HIV Budget Cuts: A Life-or-Death Matter
Facing budget shortfalls, states are cutting medicine funds for low-income HIV patients -- and a coalition of black church folks is fighting back.
Favorite and Warnock are both members of the National Black Leadership Commission on AIDS, a nonprofit designed to educate and mobilize local black communities around HIV/AIDS. On the issue of ADAP funding, the organization argues that the government's failure to sufficiently support the program is not only morally outrageous but also illogical from public health and economic angles.
A recent clinical trial released by the National Institutes of Health found that HIV-positive people who received early treatment reduced their risk of passing the disease on by 96 percent. Furthermore, while HIV medications are expensive, the cost to taxpayers rises astronomically if untreated patients require frequent hospitalizations.

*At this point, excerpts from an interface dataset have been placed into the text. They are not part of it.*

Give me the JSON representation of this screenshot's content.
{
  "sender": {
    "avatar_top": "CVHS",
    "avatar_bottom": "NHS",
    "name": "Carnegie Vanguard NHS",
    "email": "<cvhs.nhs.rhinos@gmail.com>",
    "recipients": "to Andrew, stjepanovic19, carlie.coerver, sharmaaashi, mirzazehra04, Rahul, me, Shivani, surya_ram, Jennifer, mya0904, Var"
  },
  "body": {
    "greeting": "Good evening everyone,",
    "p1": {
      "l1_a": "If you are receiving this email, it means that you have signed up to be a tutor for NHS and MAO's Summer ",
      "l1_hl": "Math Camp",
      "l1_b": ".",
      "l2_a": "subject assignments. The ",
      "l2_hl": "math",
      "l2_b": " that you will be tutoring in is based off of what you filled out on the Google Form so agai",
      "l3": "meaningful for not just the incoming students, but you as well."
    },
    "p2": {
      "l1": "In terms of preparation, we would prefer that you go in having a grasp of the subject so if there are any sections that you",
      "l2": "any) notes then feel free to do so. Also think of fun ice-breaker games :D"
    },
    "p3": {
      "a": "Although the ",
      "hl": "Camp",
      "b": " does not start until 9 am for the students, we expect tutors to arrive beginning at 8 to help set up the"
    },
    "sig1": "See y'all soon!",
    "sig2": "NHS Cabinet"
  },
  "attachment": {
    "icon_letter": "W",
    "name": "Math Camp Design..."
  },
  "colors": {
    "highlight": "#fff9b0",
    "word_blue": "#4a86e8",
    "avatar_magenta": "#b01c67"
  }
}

NBLCA also helped develop the National Black Clergy for the Elimination of HIV/AIDS Act, which would shore up more funding for prevention, testing and treatment in African-American communities. Rep. Charles Rangel (D-N.Y.) and Sen. Kirsten Gillibrand (D-N.Y.) introduced the bill in April, and it now has 23 co-sponsors.
"We're very serious," said Warnock, who, along with other black clergy members around the country, is lobbying Congress. "If we can spend $2 billion a week in Afghanistan with no obvious end in sight, we should be able to fight a war against HIV/AIDS."
In the meantime, black church leaders nationwide are meeting with local legislators on ADAP cuts, and continuing to engage their congregations about everything from the importance of knowing their status to collecting offerings for care organizations. With the disease's ties to sexuality, it is work that hasn't always meshed easily with the pulpit.
"We've had some pushback from other pastors who say that we really shouldn't be involved in this," said Favorite, who became an AIDS activist four years ago upon seeing the disease's devastation in his community. "Primarily it's because they don't understand what's happening."
Warnock also got involved after taking notice of the high AIDS rate in his church community at the time. Blasé attitudes over the recent budget cuts, he said, also reflect a general misperception that the epidemic is under control. "In some ways, the successes in treatment that we've seen over the past 30 years are creating a new set of problems," he said. "Because we don't see the emaciated bodies that we saw in the 1980s and early '90s, people have become very relaxed. But this virus is very much with us."
Cynthia Gordy is The Root's Washington reporter.